In vitro tests are used to study the action mechanisms of active ingredients on biological systems and their release. They are essential for demonstrating the efficacy of active ingredients for cosmetic products, dietary supplements and medicines.
In vitro tests use matrices to model biological systems, and techniques to measure efficacy using histology, molecular biology, and genomics.
Modeling biological systems
In vitro tests are based on a wide range of biological media and models, from in tubo models – used for example to measure the ability to neutralize free radicals, to living models such as cell cultures, reconstructed tissues, and isolated organs (hair follicles, skin explants, etc.).
Innovative active ingredients can be developed from these models. In cosmetics for example, the cultivation of senescent fibroblasts from the dermis, and the study of biochemical messages they send to surrounding young cells, helped Seppic understand the mechanism of contagious cell ageing, and highlight the efficacy of the red algae extract Aspar'Age™ from the brand wesourceTM. The biochemical messages secreted by senescent fibroblasts trigger the aging process in the surrounding young cells, and the addition of Aspar'Age™ to the culture medium stops the spread of aging.

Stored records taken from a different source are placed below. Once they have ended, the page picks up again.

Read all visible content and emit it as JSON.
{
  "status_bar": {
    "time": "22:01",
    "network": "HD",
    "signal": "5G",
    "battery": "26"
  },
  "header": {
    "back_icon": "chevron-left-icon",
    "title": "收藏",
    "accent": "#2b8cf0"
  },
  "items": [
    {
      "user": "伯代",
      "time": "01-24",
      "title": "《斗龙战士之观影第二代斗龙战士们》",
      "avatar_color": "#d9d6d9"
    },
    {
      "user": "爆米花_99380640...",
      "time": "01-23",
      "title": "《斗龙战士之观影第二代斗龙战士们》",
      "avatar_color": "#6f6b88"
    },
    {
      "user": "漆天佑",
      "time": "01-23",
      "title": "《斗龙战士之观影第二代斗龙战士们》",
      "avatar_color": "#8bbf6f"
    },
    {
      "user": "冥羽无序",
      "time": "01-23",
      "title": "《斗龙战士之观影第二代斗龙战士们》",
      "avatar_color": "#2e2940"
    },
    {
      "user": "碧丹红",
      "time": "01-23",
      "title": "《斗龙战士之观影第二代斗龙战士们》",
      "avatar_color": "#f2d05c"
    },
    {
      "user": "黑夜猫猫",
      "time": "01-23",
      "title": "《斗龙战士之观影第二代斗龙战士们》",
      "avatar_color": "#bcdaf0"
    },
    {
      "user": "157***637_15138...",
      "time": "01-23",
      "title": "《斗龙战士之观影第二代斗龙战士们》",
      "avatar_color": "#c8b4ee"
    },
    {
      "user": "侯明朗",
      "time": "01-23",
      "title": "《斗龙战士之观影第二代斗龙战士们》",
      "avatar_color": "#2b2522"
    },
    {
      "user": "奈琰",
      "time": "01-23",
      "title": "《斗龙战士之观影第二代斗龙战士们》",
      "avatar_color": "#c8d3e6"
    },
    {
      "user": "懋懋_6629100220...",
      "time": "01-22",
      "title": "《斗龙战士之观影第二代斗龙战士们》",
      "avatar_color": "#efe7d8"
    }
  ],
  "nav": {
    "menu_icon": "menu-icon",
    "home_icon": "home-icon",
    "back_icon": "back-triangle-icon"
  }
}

In the field of dietary supplements, Seppic developed a muscle cell model to study the muscle contraction and the phenomenon of muscle fatigue in sportsmen and women, at cellular level. A nutraceutical active ingredient, Sepifit™ Protect, was developed after screening the efficacy of a bank of molecules to reduce production of key markers of muscle fatigue.
Expertise in cell culture and tissue engineering for different target organs: skin, bones, muscles, retina...
Techniques for measuring effects on biological models
Measuring the effects on biological models, from genes to tissue functions, requires prowess in a variety of techniques. Molecular biology makes it possible to assess the effects on gene expression. With biochemical analyses, one can monitor protein production and enzyme activities. Tissue histology, combined with various imaging procedures such as immunofluorescence and immunohistochemistry, or more simply, specific staining techniques, provides a means to locate the compounds studied, and verify tissue integrity.
For example, a battery of in vitro models was conducted to study the influence of a titrated extract of Centella asiatica, TECA™, on the skin repair process. The tests included keratinocyte-fibroblast co-cultures, endothelial cells, collagen lattices associated with different biochemical analyses such as ELISA and Western Blot tests, and spectrocolorimetric and fluorescence measurements. The results showed a complete mechanism of action combining a soothing and protective effect on the epidermis with an acceleration of tissue reconstruction from the dermis.